My heart is heavy with sadness. Since Sunday I have been trying to fathom the pain and frustration of one single mother in Tennessee who sent her 7-year-old adopted son back to Russia. I feel for this young boy who is now orphaned again. And I fear the potential damage this will have to the future of Russian adoptions.
It is difficult for many to understand all the emotions this case evokes. But for those of us who know God's care for the orphan, this case calls us to deep prayer and soul searching.
I see the doors of the orphanage in Kostroma open like it was yesterday. I traveled there in January 2003 to meet Eugenia now known as Jenny. She was two at the time.
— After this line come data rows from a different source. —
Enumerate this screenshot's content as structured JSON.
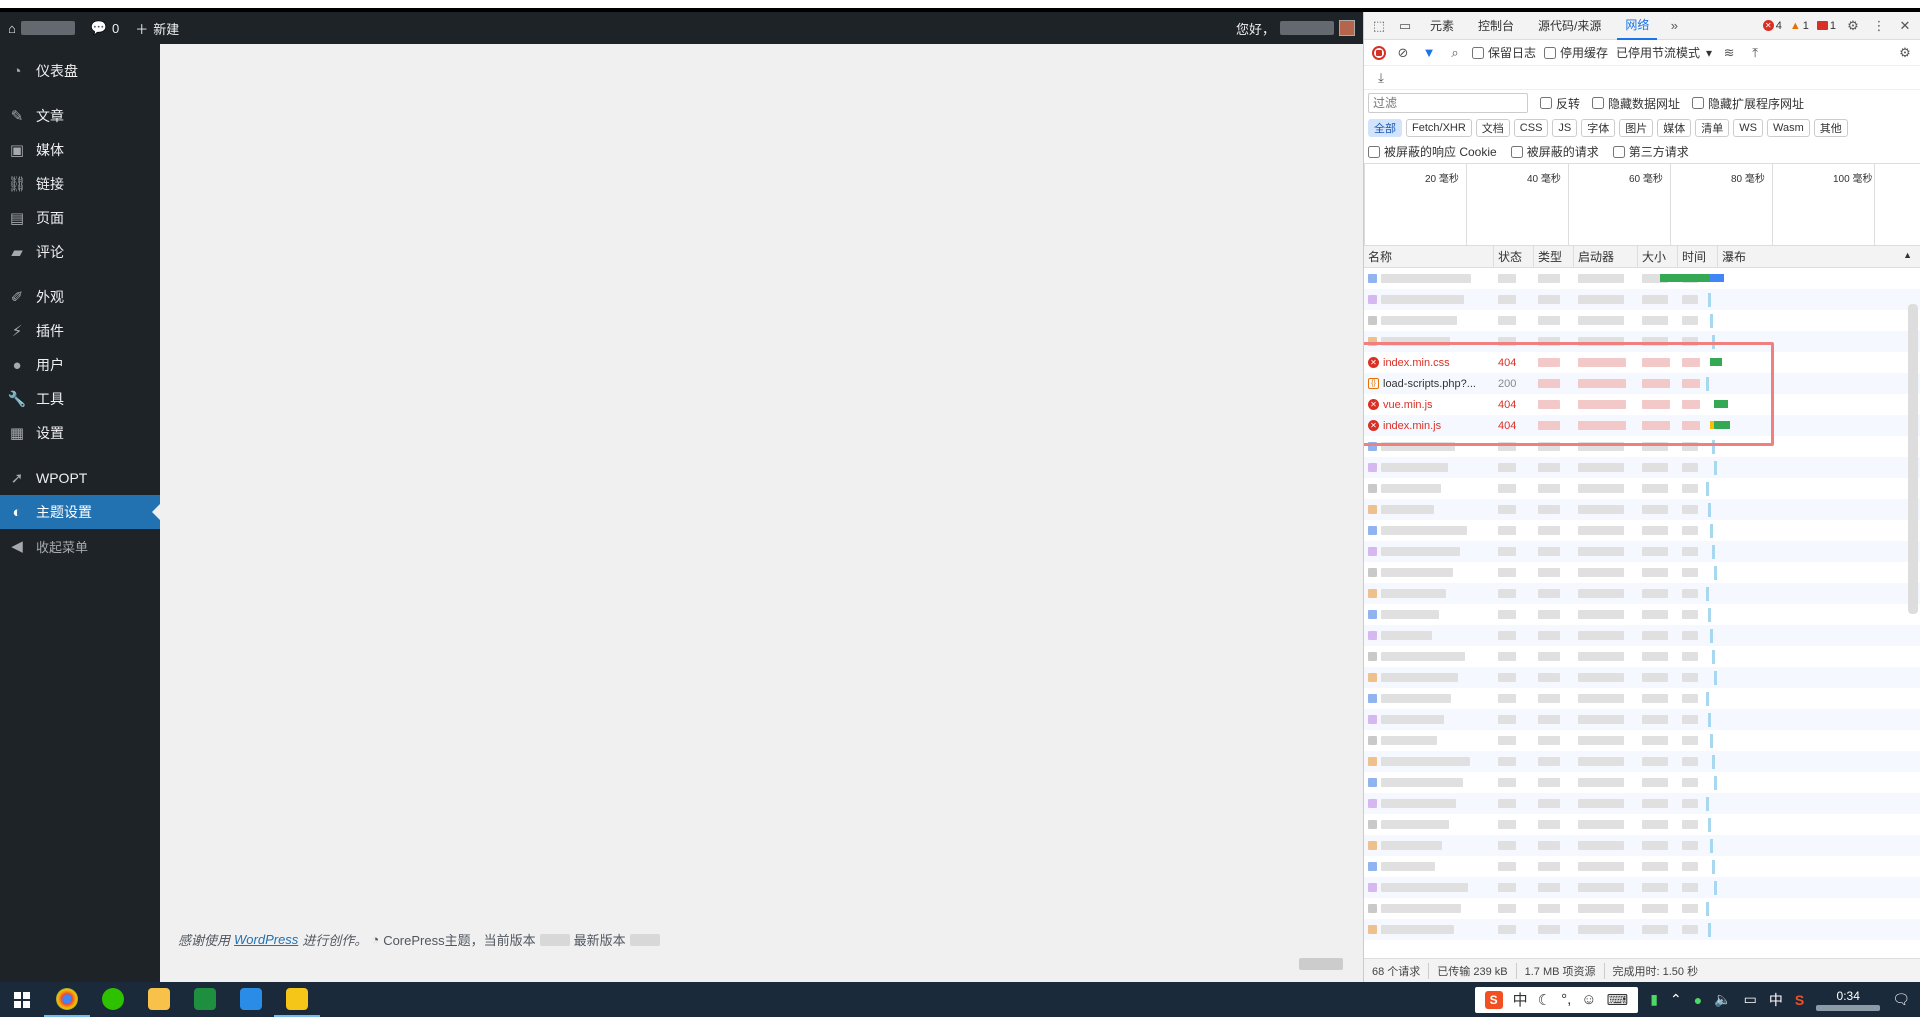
{
  "adminbar": {
    "comments_count": "0",
    "new_label": "新建",
    "greeting": "您好，"
  },
  "sidebar": {
    "items": [
      {
        "label": "仪表盘",
        "icon": "dashboard-icon"
      },
      {
        "label": "文章",
        "icon": "pin-icon"
      },
      {
        "label": "媒体",
        "icon": "media-icon"
      },
      {
        "label": "链接",
        "icon": "link-icon"
      },
      {
        "label": "页面",
        "icon": "page-icon"
      },
      {
        "label": "评论",
        "icon": "comment-icon"
      },
      {
        "label": "外观",
        "icon": "brush-icon"
      },
      {
        "label": "插件",
        "icon": "plugin-icon"
      },
      {
        "label": "用户",
        "icon": "user-icon"
      },
      {
        "label": "工具",
        "icon": "wrench-icon"
      },
      {
        "label": "设置",
        "icon": "settings-icon"
      },
      {
        "label": "WPOPT",
        "icon": "rocket-icon"
      },
      {
        "label": "主题设置",
        "icon": "theme-icon"
      },
      {
        "label": "收起菜单",
        "icon": "collapse-icon"
      }
    ]
  },
  "footer": {
    "thanks_prefix": "感谢使用",
    "wordpress_link": "WordPress",
    "thanks_suffix": "进行创作。",
    "theme_text": "CorePress主题，当前版本",
    "latest_text": "最新版本"
  },
  "devtools": {
    "tabs": [
      "元素",
      "控制台",
      "源代码/来源",
      "网络"
    ],
    "active_tab": "网络",
    "more": "»",
    "errors": "4",
    "warnings": "1",
    "messages": "1",
    "toolbar": {
      "preserve_log": "保留日志",
      "disable_cache": "停用缓存",
      "throttling": "已停用节流模式"
    },
    "filter": {
      "placeholder": "过滤",
      "invert": "反转",
      "hide_data_urls": "隐藏数据网址",
      "hide_ext_urls": "隐藏扩展程序网址"
    },
    "types": [
      "全部",
      "Fetch/XHR",
      "文档",
      "CSS",
      "JS",
      "字体",
      "图片",
      "媒体",
      "清单",
      "WS",
      "Wasm",
      "其他"
    ],
    "blocked": {
      "cookies": "被屏蔽的响应 Cookie",
      "requests": "被屏蔽的请求",
      "third_party": "第三方请求"
    },
    "timeline_ticks": [
      "20 毫秒",
      "40 毫秒",
      "60 毫秒",
      "80 毫秒",
      "100 毫秒"
    ],
    "columns": [
      "名称",
      "状态",
      "类型",
      "启动器",
      "大小",
      "时间",
      "瀑布"
    ],
    "visible_requests": [
      {
        "name": "index.min.css",
        "status": "404",
        "error": true
      },
      {
        "name": "load-scripts.php?...",
        "status": "200",
        "error": false
      },
      {
        "name": "vue.min.js",
        "status": "404",
        "error": true
      },
      {
        "name": "index.min.js",
        "status": "404",
        "error": true
      }
    ],
    "status_bar": {
      "requests": "68 个请求",
      "transferred": "已传输 239 kB",
      "resources": "1.7 MB 项资源",
      "finish": "完成用时: 1.50 秒"
    }
  },
  "taskbar": {
    "ime_lang": "中",
    "tray_lang": "中",
    "time": "0:34"
  }
}
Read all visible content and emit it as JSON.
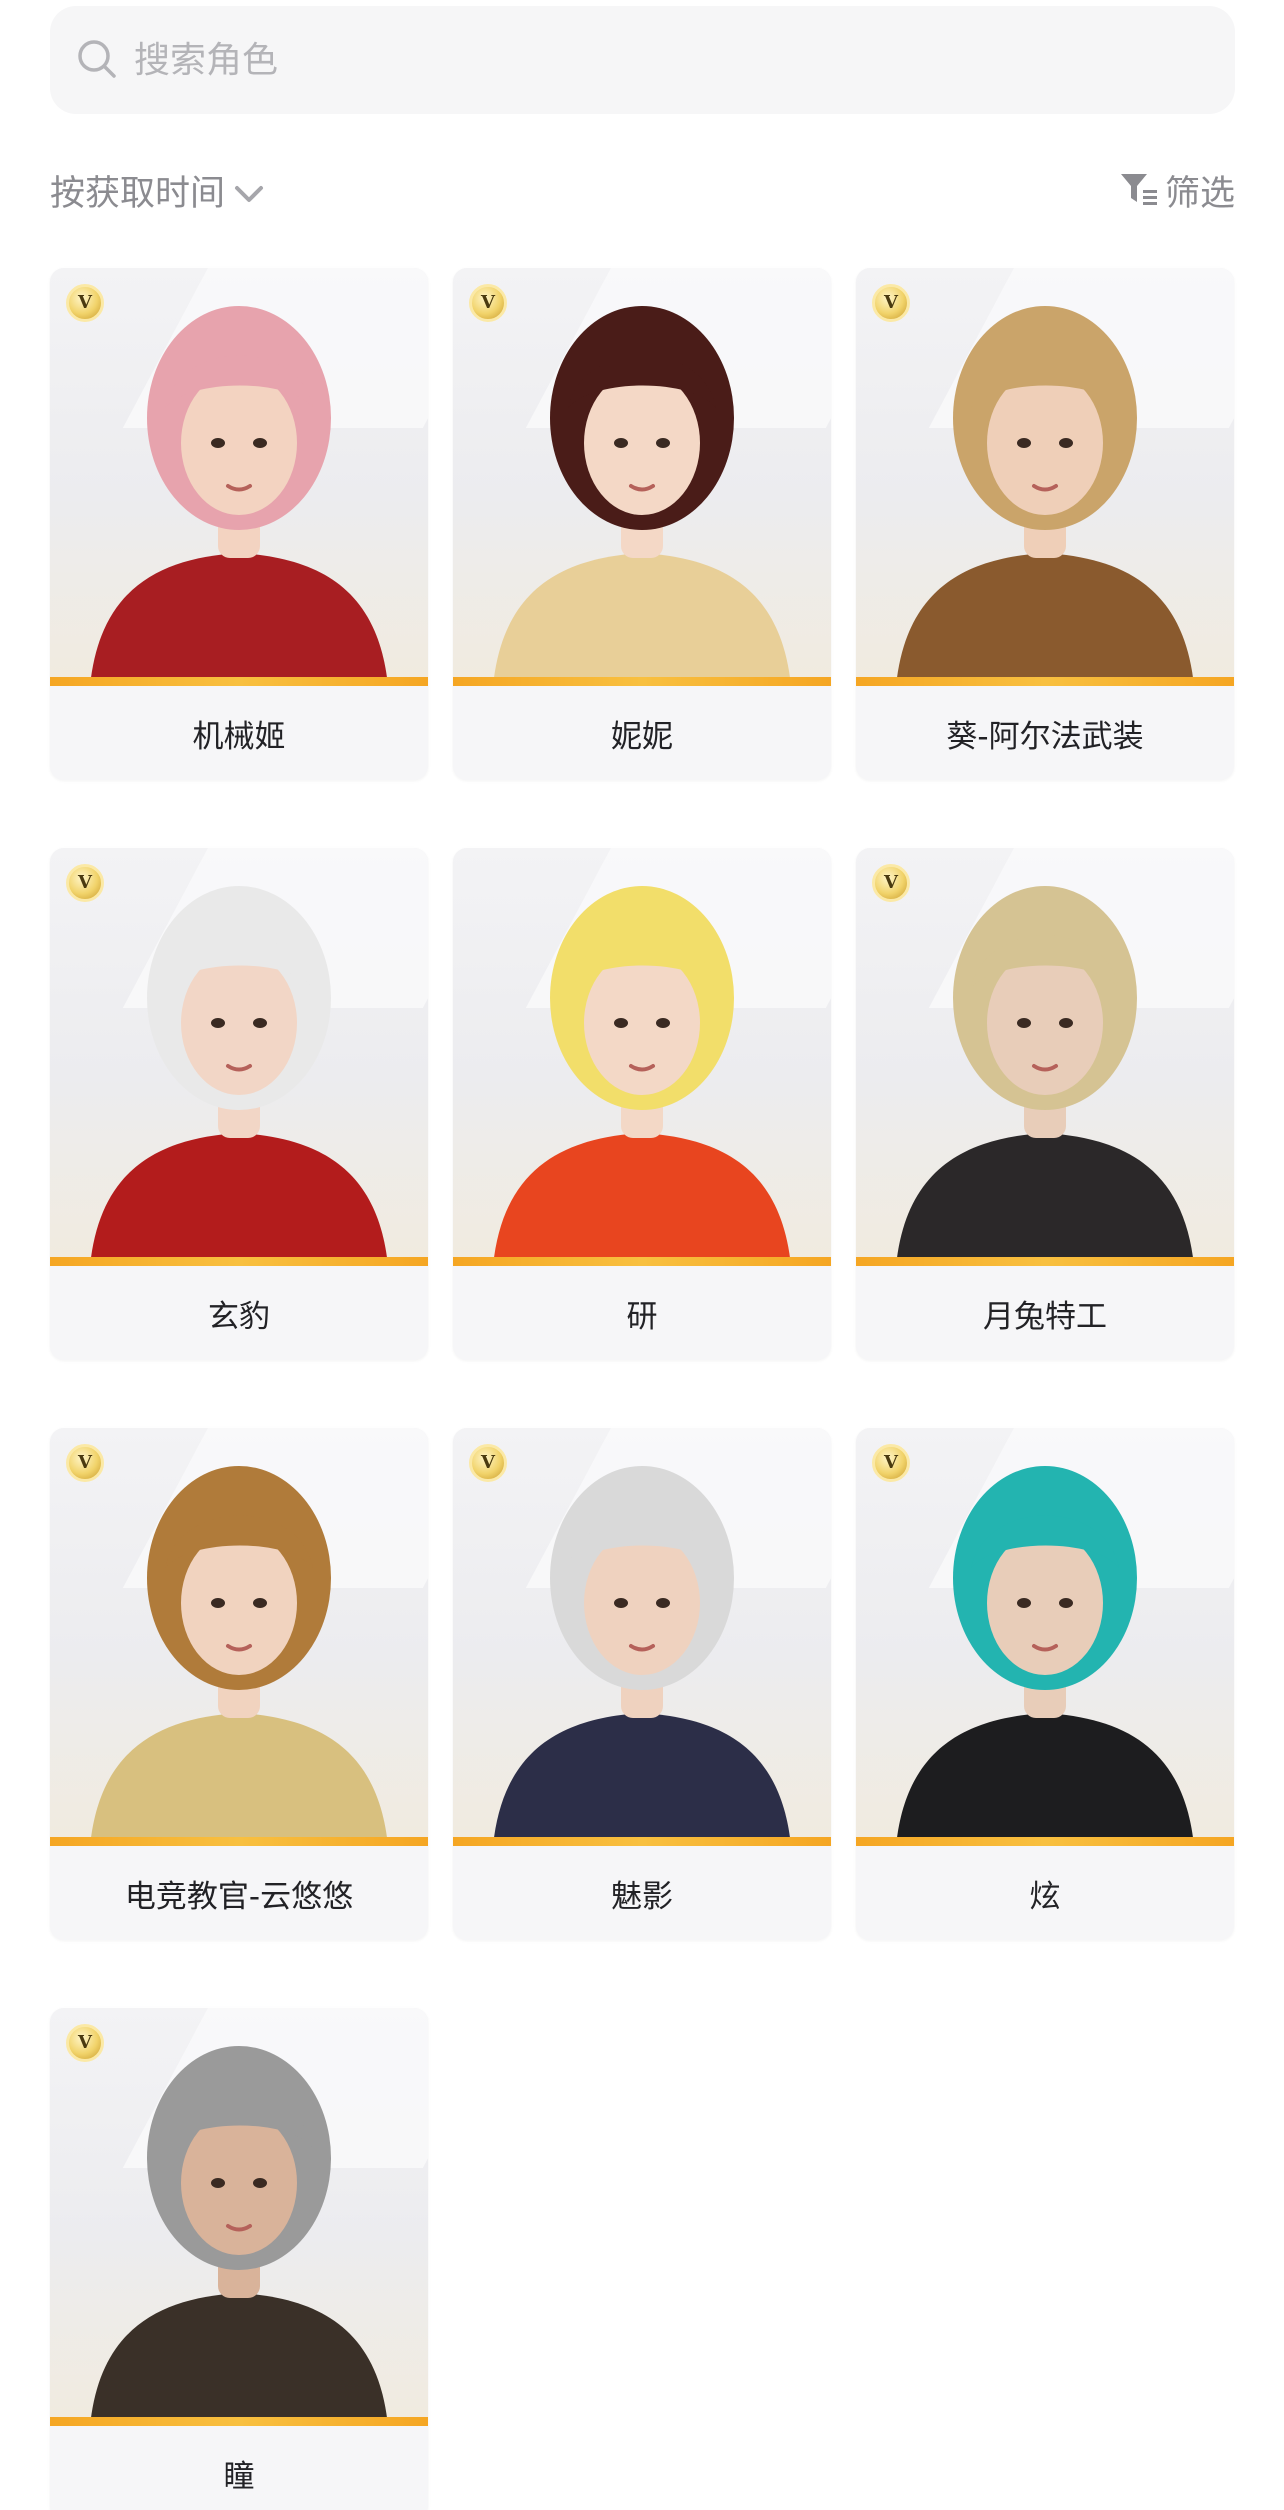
{
  "search": {
    "placeholder": "搜索角色",
    "icon": "search-icon"
  },
  "sort": {
    "label": "按获取时间",
    "icon": "chevron-down-icon"
  },
  "filter": {
    "label": "筛选",
    "icon": "filter-icon"
  },
  "colors": {
    "accent_bar": "#f5a623",
    "card_bg": "#f6f6f8",
    "muted_text": "#8b8b90",
    "name_text": "#222226"
  },
  "characters": [
    {
      "name": "机械姬",
      "badge": "V",
      "hair": "#e7a3ad",
      "outfit": "#a81e22",
      "skin": "#f3d3c1"
    },
    {
      "name": "妮妮",
      "badge": "V",
      "hair": "#4a1c18",
      "outfit": "#e8cf98",
      "skin": "#f4d8c6"
    },
    {
      "name": "葵-阿尔法武装",
      "badge": "V",
      "hair": "#caa46a",
      "outfit": "#8a5a2e",
      "skin": "#efcfb8"
    },
    {
      "name": "玄豹",
      "badge": "V",
      "hair": "#e9e9e9",
      "outfit": "#b31c1c",
      "skin": "#f2d6c6"
    },
    {
      "name": "研",
      "badge": "",
      "hair": "#f2de6a",
      "outfit": "#e8451f",
      "skin": "#f3d8c6"
    },
    {
      "name": "月兔特工",
      "badge": "V",
      "hair": "#d5c393",
      "outfit": "#2b2829",
      "skin": "#e8cdb9"
    },
    {
      "name": "电竞教官-云悠悠",
      "badge": "V",
      "hair": "#b07b3a",
      "outfit": "#d8c07f",
      "skin": "#f1d3bf"
    },
    {
      "name": "魅影",
      "badge": "V",
      "hair": "#d9d9d9",
      "outfit": "#2c2e48",
      "skin": "#efd2bf"
    },
    {
      "name": "炫",
      "badge": "V",
      "hair": "#23b4b0",
      "outfit": "#1d1d1f",
      "skin": "#e8cdb9"
    },
    {
      "name": "瞳",
      "badge": "V",
      "hair": "#9a9a9a",
      "outfit": "#3a3028",
      "skin": "#d9b39a"
    }
  ]
}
I had come to the decision to adopt again from Russia after seven wonderful years raising my oldest, who I adopted at six months of age.
Although parenting always has its challenges, it was easier with an infant. I knew that the older an orphan is, the more difficult the adjustment might be. But nothing could have prepared me for the challenges I faced after bringing Jenny home.
My precious toddler jarred me awake night after night with nightmares. Blood curdling screams brought me to my senses. My tired body rocked her and whispered in her ears that I would never leave her. The next day I dragged my body out of bed to work. I was sick from a virus I picked up overseas. My oldest child was adjusting to her new sister. For a season my well ordered world was turned upside down.
"Can't you send her back?" a well-meaning friend suggested. The thought hurt not only the day it was said but today as I remember it. No, she was not a puppy. She was my child. I had made a commitment to her and there was no turning back. But it was rough. I won't deny that. All the training I had, all my years of working with children could not have prepared me for the testing of my love and commitment. For the first year I dropped out of many activities in order to spend as much time as possible with my little one. She needed me.
I studied her personality and slowly we began to bond. I knew it the first time she got sick, and she nestled in my arms.
"Thank you, Lord," I whispered. And even though there were many days after that when she seemed to want me to give up on her, I refused. When God calls you to do something He always enables you to do it. One day at a time.
One year led to two. Today as I look back on the seven years we have had together, I can only give thanks to God. For today my daughter knows she is loved. Adoption is all about skill and commitment.
Many families are on the brink of adoption from Russia at this time. News stories like these raise a lot of questions and stir fears which already were present. What is the truth? How can we avoid experiencing a similar upset?
1. Although there are adoption preparation classes and training, realize that nothing will totally prepare you for what you will experience parenting an adopted child. Some of these orphans are very wounded. Not every person is equipped to deal with certain issues. We all have our limits. So be prepared, ask questions, join adoption groups and know yourself.
2. Analyze your motive. I longed to be a mother from the time I was a young child. I couldn't imagine life without that. So as I began to parent and faced challenges, I knew that it was all about what was best for my child. My two girls are very different but they both need consistency and love no matter what. That means taking advantage of professional resources, support groups, churches, etc.
3. Be realistic. I think if I could go back and do it all over again, the one thing I would change is my own perspective. Healing comes slowly. But when you are living through an adjustment period, each day can seem so long. It is easy to think that this will never change. But the truth is, God heals more often than not in little ways that you are probably not even aware of. You wake up one morning and realize that it has been a long time since there was a meltdown. You notice that you are able to go more places and do more things. You realize that you are becoming family.
Grace touched my life as a young girl and set me free to serve Him through pouring out my life for others. His Grace strengthens us to be broken bread and poured out wine to a hurting world. It will be worth it all when we see Jesus.
April 15, 2010
Sharon Beth Brani lives in Culpeper, VA..Her greatest treasures are her Lord and her two adopted daughters. She is a licensed professional counselor and a specialized adoption coach working with adoptive families. She helps the adoptive parent and their children to maximize the adoption process and to enjoy a lifetime of committed love and growth in a healthful family situation. Her website is www.heartprintsadoption.com. She can be reached at [email protected]